We moved to the big house on Alma School Road when I was 17. We had a well dug that we got water out of by lowering a bucket on a rope. During the summers it would go almost dry and we would have to dig it deeper. One time Arthur was down in it digging, I would lower the bucket to draw out the rocks and dirt, I accidently dropped the bucket hitting Arthur on the head, which could have killed him. He staggered around for awhile and finally got able for me to pull him out. I sure felt bad about it.
One summer when sister Dora was visiting us with her two little boys, she gave one of them an enema. I kept teasing them and said no one would ever do that to me, well, she and Alice caught me and gave me an ice water enema.
In 1923, in August, Arthur had a new Ford touring car, with side curtains we would put up when it rained. Arthur, Alice, Dora and I went up to a camp three or four miles this side of Globe and Miami. We had a big tent under some Sycamore trees, there were big bulls walking around our camp at night. Also a big centipede under one of the beds. We would go into Miami to loaf around.
One summer, Alice, Lola and her year old boy Raymond and I went to Sunflower and camped along Sycamore creek. There was a bush fire further up near Mount Ord and the smoke drifted down enough to almost smother us. We left and went on up Pine, upstream on Pine creek and camped close to where some friends were living, Kenneth and Maizey Williams.
The above are only some early life stories of my Father. My Mother is writing for us a more complete life story, which would be too long for here. Let me say a few personal words: I remember my Father as a carpenter. I also remember him working in the sheds and at other jobs, but most of the time during my life in his home, he was a carpenter. It was not easy being a carpenter in a hot area like Mesa, Arizona. I remember him as a strong and tall (6'-2") man, and my Mother was (still is) the most beautiful woman in the world. There was much love between these two individuals, and I will always cherish the loving example that my Father showed to us all.
Life was made easy in our home for me and my sister, but I know that life was not always easy for my parents. My mother had several "close calls" in terms of operations and medical concerns. She could not have more children after having only two. My Father back then was not as active in the church as my Mother wanted. All these things caused "tensions" from time to time. But all these concerns were handled in righteous ways.

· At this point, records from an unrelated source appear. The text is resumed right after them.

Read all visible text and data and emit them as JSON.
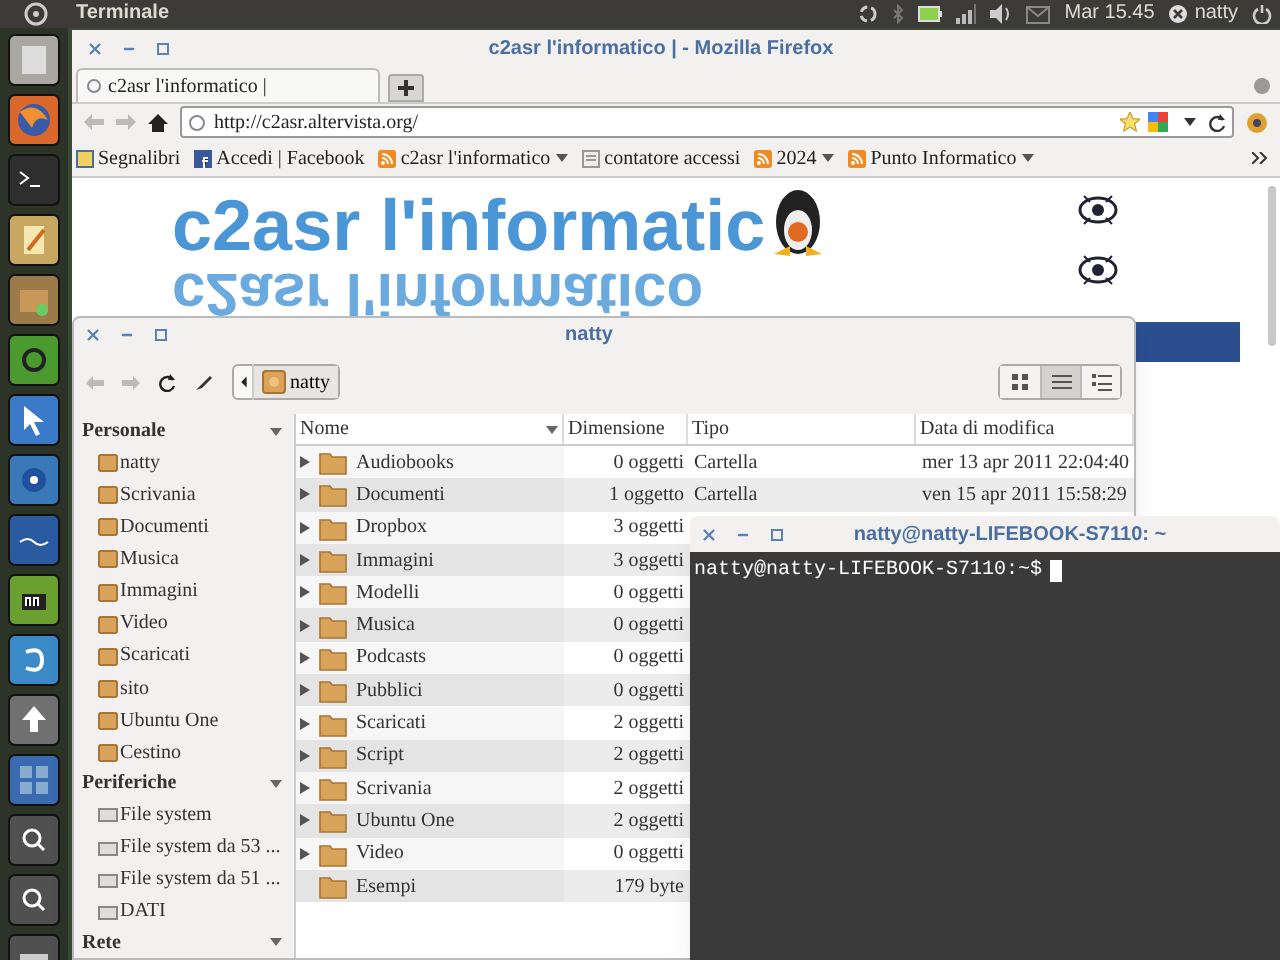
{
  "top_panel": {
    "app_title": "Terminale",
    "clock": "Mar 15.45",
    "user": "natty"
  },
  "firefox": {
    "title": "c2asr l'informatico | - Mozilla Firefox",
    "tabs": [
      {
        "label": "c2asr l'informatico |",
        "selected": true
      }
    ],
    "url": "http://c2asr.altervista.org/",
    "bookmarks": [
      {
        "label": "Segnalibri",
        "kind": "star",
        "menu": false
      },
      {
        "label": "Accedi | Facebook",
        "kind": "facebook",
        "menu": false
      },
      {
        "label": "c2asr l'informatico",
        "kind": "feed",
        "menu": true
      },
      {
        "label": "contatore accessi",
        "kind": "page",
        "menu": false
      },
      {
        "label": "2024",
        "kind": "feed",
        "menu": true
      },
      {
        "label": "Punto Informatico",
        "kind": "feed",
        "menu": true
      }
    ],
    "site_title": "c2asr l'informatic",
    "site_title_reflection": "c2asr l'informatico"
  },
  "file_manager": {
    "title": "natty",
    "path": [
      {
        "label": "natty",
        "selected": true
      }
    ],
    "view_modes": [
      {
        "kind": "icons",
        "selected": false
      },
      {
        "kind": "compact",
        "selected": true
      },
      {
        "kind": "list",
        "selected": false
      }
    ],
    "sidebar": [
      {
        "title": "Personale",
        "items": [
          {
            "label": "natty"
          },
          {
            "label": "Scrivania"
          },
          {
            "label": "Documenti"
          },
          {
            "label": "Musica"
          },
          {
            "label": "Immagini"
          },
          {
            "label": "Video"
          },
          {
            "label": "Scaricati"
          },
          {
            "label": "sito"
          },
          {
            "label": "Ubuntu One"
          },
          {
            "label": "Cestino"
          }
        ]
      },
      {
        "title": "Periferiche",
        "items": [
          {
            "label": "File system"
          },
          {
            "label": "File system da 53 ..."
          },
          {
            "label": "File system da 51 ..."
          },
          {
            "label": "DATI"
          }
        ]
      },
      {
        "title": "Rete"
      }
    ],
    "columns": [
      "Nome",
      "Dimensione",
      "Tipo",
      "Data di modifica"
    ],
    "rows": [
      {
        "name": "Audiobooks",
        "size": "0 oggetti",
        "type": "Cartella",
        "modified": "mer 13 apr 2011 22:04:40",
        "expandable": true
      },
      {
        "name": "Documenti",
        "size": "1 oggetto",
        "type": "Cartella",
        "modified": "ven 15 apr 2011 15:58:29",
        "expandable": true
      },
      {
        "name": "Dropbox",
        "size": "3 oggetti",
        "expandable": true
      },
      {
        "name": "Immagini",
        "size": "3 oggetti",
        "expandable": true
      },
      {
        "name": "Modelli",
        "size": "0 oggetti",
        "expandable": true
      },
      {
        "name": "Musica",
        "size": "0 oggetti",
        "expandable": true
      },
      {
        "name": "Podcasts",
        "size": "0 oggetti",
        "expandable": true
      },
      {
        "name": "Pubblici",
        "size": "0 oggetti",
        "expandable": true
      },
      {
        "name": "Scaricati",
        "size": "2 oggetti",
        "expandable": true
      },
      {
        "name": "Script",
        "size": "2 oggetti",
        "expandable": true
      },
      {
        "name": "Scrivania",
        "size": "2 oggetti",
        "expandable": true
      },
      {
        "name": "Ubuntu One",
        "size": "2 oggetti",
        "expandable": true
      },
      {
        "name": "Video",
        "size": "0 oggetti",
        "expandable": true
      },
      {
        "name": "Esempi",
        "size": "179 byte",
        "expandable": false
      }
    ]
  },
  "terminal": {
    "title": "natty@natty-LIFEBOOK-S7110: ~",
    "prompt": "natty@natty-LIFEBOOK-S7110:~$"
  }
}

My Father ended up with a retirement as a Construction Inspector for the City of Mesa, went on Missions for the church, and was a Temple Sealer in the London Temple at the time of his death. I am sure that a lot of these great achievements were due to having a loving Mother, Lola May Peppers, and certainly due to a most perfect wife.